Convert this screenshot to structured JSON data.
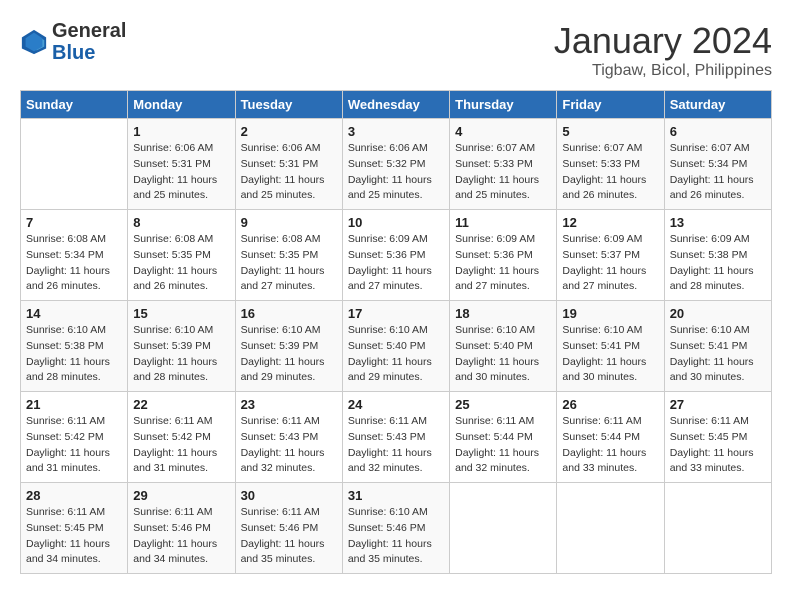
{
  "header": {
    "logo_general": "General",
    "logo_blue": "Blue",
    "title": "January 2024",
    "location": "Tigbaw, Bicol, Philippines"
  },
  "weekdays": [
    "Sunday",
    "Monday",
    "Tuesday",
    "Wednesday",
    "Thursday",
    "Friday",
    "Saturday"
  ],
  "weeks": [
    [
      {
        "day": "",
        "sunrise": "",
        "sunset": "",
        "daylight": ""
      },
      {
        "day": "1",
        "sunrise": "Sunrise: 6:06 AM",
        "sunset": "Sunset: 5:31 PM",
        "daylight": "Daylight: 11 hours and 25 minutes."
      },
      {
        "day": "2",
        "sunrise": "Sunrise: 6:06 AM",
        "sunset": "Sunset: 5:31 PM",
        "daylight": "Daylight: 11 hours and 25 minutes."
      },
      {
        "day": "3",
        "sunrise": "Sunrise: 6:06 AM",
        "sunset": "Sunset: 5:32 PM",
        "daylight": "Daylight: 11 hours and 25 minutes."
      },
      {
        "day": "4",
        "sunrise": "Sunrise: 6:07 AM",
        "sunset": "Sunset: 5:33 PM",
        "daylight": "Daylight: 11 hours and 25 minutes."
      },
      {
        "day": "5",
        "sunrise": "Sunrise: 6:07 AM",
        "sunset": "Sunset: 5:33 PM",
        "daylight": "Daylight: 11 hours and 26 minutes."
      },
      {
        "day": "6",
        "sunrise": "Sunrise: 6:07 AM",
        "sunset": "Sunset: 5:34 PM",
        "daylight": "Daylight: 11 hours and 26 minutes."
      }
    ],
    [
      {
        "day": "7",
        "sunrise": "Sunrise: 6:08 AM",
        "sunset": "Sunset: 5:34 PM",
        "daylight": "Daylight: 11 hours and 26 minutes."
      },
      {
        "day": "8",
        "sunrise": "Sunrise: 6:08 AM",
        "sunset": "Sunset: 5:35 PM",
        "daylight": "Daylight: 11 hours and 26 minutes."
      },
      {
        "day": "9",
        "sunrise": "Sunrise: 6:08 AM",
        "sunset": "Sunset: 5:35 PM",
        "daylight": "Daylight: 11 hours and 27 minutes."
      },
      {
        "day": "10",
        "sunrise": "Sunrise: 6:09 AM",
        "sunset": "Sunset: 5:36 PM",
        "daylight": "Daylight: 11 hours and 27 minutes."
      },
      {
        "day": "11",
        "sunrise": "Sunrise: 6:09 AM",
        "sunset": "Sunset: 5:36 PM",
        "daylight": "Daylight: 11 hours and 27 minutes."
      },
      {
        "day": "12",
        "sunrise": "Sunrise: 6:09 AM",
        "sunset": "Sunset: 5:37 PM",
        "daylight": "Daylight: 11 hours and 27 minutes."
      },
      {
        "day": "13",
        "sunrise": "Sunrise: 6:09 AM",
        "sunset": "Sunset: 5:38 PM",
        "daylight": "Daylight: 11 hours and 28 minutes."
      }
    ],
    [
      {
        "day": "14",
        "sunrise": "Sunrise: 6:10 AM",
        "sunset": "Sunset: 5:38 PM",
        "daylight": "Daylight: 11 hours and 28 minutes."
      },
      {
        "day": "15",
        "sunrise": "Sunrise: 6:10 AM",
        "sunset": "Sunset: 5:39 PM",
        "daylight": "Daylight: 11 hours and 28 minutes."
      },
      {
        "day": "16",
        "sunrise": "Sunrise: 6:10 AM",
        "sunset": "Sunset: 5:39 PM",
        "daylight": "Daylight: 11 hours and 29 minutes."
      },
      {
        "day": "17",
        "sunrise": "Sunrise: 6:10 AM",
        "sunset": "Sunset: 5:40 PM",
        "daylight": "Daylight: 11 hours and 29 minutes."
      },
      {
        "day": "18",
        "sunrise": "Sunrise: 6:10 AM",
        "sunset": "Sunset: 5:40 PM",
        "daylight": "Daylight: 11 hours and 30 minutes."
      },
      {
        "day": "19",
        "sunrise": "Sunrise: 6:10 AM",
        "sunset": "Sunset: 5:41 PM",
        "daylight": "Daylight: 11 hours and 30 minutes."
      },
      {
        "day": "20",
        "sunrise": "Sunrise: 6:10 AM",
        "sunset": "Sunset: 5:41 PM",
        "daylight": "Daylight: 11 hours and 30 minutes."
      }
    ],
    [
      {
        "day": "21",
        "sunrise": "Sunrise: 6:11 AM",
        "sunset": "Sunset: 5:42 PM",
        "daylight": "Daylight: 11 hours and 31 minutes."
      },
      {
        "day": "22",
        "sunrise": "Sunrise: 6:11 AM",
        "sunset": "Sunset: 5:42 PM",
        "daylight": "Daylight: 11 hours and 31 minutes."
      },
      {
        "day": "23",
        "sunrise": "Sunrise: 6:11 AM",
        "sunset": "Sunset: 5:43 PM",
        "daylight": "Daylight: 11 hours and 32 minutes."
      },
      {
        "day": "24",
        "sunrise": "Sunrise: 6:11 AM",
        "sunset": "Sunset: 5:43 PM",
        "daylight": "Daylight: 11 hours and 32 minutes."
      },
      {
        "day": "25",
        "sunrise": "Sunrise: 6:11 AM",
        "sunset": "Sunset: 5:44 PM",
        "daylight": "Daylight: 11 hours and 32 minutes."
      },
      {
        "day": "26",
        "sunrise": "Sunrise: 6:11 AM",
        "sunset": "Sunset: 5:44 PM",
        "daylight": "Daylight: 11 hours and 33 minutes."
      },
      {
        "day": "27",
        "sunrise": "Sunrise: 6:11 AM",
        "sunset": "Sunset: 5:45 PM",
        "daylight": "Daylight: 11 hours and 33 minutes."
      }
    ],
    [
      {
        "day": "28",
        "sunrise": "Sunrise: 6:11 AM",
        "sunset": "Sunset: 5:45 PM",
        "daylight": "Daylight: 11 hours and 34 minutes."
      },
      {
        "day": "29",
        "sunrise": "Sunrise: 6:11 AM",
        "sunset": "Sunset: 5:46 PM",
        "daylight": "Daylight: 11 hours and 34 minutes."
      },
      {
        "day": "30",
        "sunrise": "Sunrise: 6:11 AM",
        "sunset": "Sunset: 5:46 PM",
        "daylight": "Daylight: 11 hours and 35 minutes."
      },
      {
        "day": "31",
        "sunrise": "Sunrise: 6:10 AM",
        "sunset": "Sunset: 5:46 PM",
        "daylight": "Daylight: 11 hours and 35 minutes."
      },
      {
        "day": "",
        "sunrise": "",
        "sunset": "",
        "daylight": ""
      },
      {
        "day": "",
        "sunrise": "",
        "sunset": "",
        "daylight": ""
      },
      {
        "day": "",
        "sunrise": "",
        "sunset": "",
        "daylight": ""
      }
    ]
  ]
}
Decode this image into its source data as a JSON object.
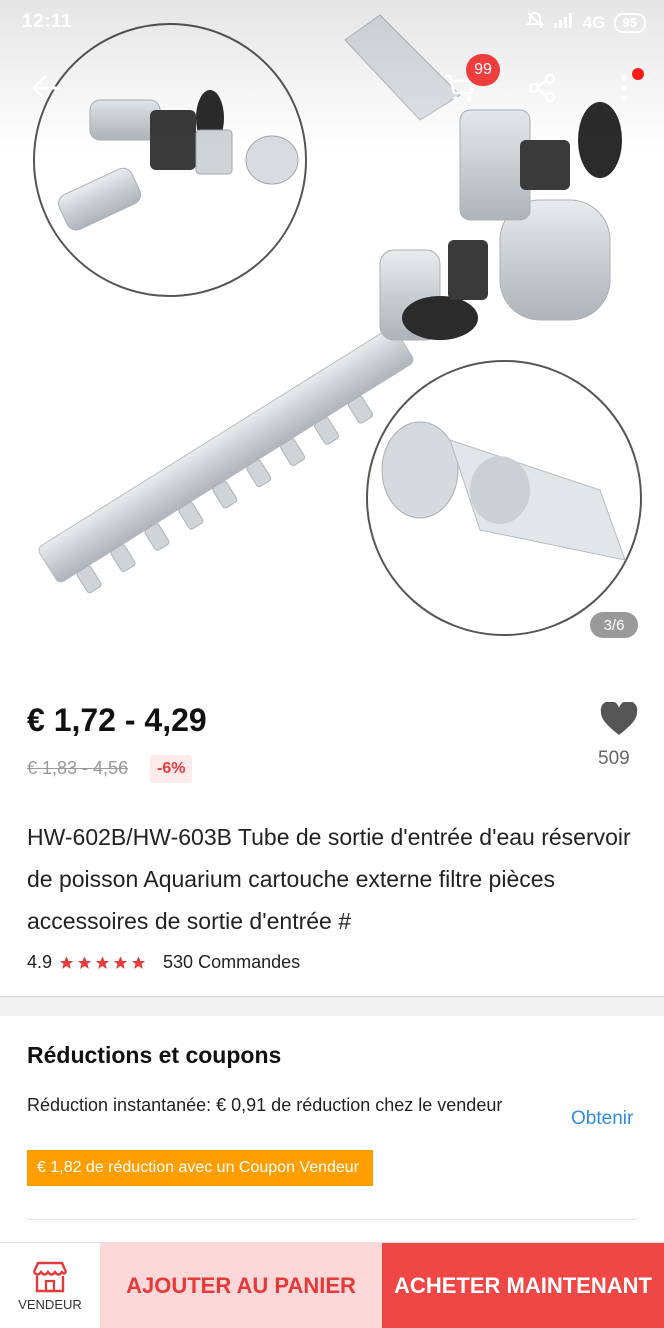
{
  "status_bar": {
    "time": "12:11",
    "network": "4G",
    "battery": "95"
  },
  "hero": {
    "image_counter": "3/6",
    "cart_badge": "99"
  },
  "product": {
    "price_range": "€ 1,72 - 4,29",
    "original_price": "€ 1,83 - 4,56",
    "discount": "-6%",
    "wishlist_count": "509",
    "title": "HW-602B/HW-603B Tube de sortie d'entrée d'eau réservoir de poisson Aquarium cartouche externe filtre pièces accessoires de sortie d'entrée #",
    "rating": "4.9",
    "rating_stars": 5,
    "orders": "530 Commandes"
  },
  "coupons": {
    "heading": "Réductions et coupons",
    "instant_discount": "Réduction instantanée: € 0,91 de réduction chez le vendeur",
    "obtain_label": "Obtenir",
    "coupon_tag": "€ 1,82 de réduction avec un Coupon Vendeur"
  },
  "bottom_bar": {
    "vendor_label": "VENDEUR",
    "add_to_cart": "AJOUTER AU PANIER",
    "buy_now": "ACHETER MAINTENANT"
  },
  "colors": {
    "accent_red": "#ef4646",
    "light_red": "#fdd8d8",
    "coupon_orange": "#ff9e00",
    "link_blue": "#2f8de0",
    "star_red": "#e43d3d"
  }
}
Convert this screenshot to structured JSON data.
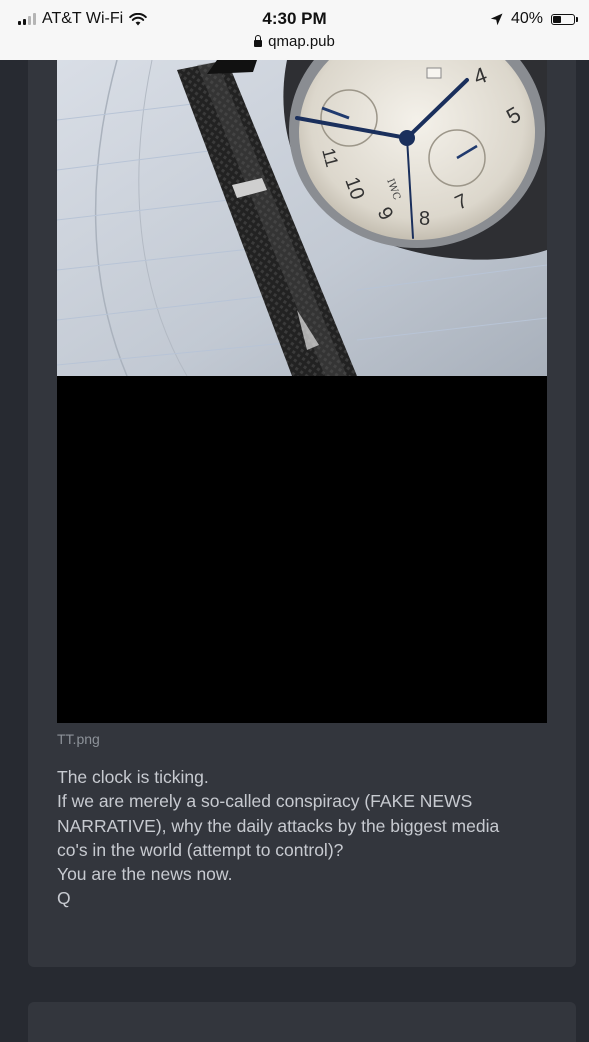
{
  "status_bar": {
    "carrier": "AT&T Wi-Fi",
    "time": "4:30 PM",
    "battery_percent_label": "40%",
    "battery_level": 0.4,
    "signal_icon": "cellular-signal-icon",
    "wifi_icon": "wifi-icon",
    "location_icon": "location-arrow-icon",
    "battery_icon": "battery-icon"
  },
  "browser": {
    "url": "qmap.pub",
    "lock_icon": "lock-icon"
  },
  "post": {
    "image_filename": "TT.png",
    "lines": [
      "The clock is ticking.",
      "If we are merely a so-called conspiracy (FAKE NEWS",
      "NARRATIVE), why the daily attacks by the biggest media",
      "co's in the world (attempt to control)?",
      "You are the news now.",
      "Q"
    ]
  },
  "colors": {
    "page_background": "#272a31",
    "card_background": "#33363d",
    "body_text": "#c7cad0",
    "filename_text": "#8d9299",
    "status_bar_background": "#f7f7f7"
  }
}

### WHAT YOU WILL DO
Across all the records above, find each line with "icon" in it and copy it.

### EXPECTED OUTPUT
    "signal_icon": "cellular-signal-icon",
    "wifi_icon": "wifi-icon",
    "location_icon": "location-arrow-icon",
    "battery_icon": "battery-icon"
    "lock_icon": "lock-icon"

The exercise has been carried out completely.